Like her opponent, Fujimori was forced to answer uncomfortable questions about her past during this year's election. She is the daughter of former Peruvian President Alberto Fujimori, who is currently in prison on a 25-year sentence for human rights crimes.

Many Peruvians credit the elder Fujimori with defeating insurgencies that ravaged the South American nation for years and for enacting economic reforms that stabilized the Peruvian economy.

However, he is also criticized for corruption, having an authoritarian streak and the widespread rights abuses that were committed under his watch.

During the campaign, protesters accused his daughter of planning to grant the former president amnesty if she won, as she said she might do in a 2008 interview.

She later backed away from those remarks.

Centrist candidates, including former President Alejandro Toledo, former Lima Mayor Luis Castaneda and former Finance Minister Pedro Pablo Kuczynski, cannibalized each others' votes during the first round of voting in April.

In that round, Humala garnered more than 30% of the vote, while Fujimori ended slightly above 23%. Under Peruvian law, only the top two contenders advance to a second round.

After the elimination of the more centrist candidates in April, Peru's 2010 Nobel literary laureate Mario Vargas Llosa, a former presidential candidate himself, described the race as a choice between "terminal cancer and AIDS."

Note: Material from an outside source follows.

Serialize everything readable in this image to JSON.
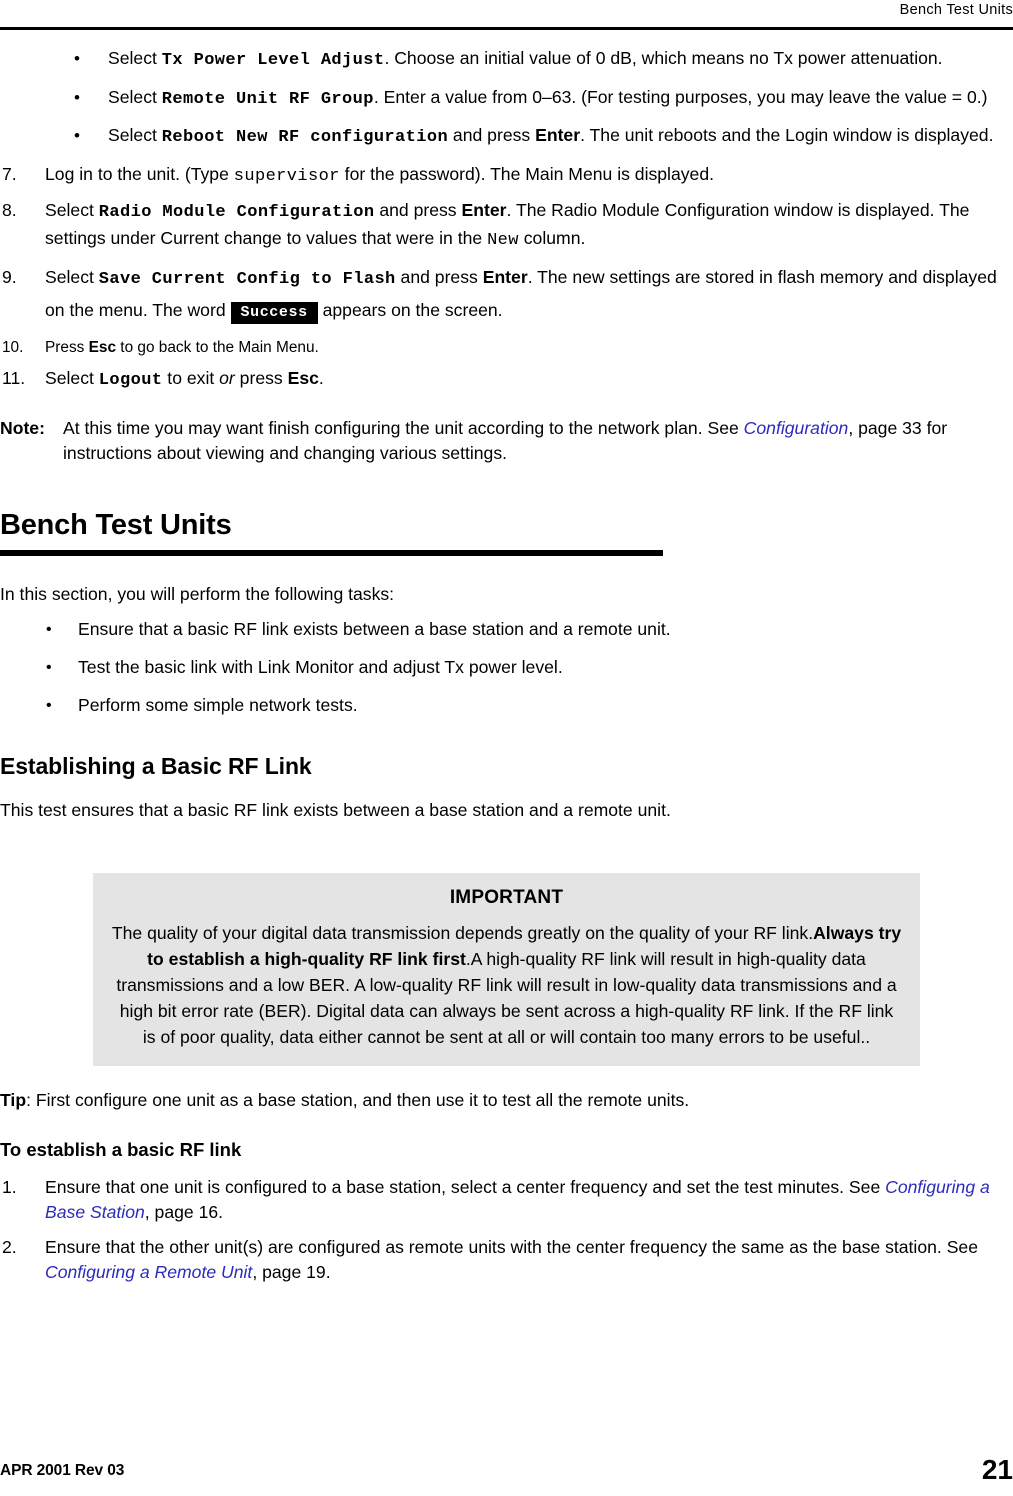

Andrea Stiglich, a member of the Economist Intelligence Unit team of Latin American analysts, said the election was a triumph of extremes.

"This election was meant to be the election of a centrist policy continuity candidate, and what we have is a first round that has yielded a result between two extremes in the left and the right," she said before the second-round vote.

Current Peruvian President Alan Garcia was not permitted to run for a consecutive term.

"I will get behind whoever wins," he said on Sunday before voting closed. "The task (of running the country) is not easy and they (will) need everyone's support."

The new president will face many of the same challenges Garcia did: Persistent poverty, protests around the rights to natural resources and violence from remnants of a leftist insurgency that helped to make Peru the world's largest producer of coca, the raw ingredient of cocaine.

On the eve of the election, five soldiers were killed in an attack in the country's southern province of Cusco, state news said. They were reportedly on their way to provide local police with additional security for the election when they were ambushed.

CNN's Dana Ford contributed to this report.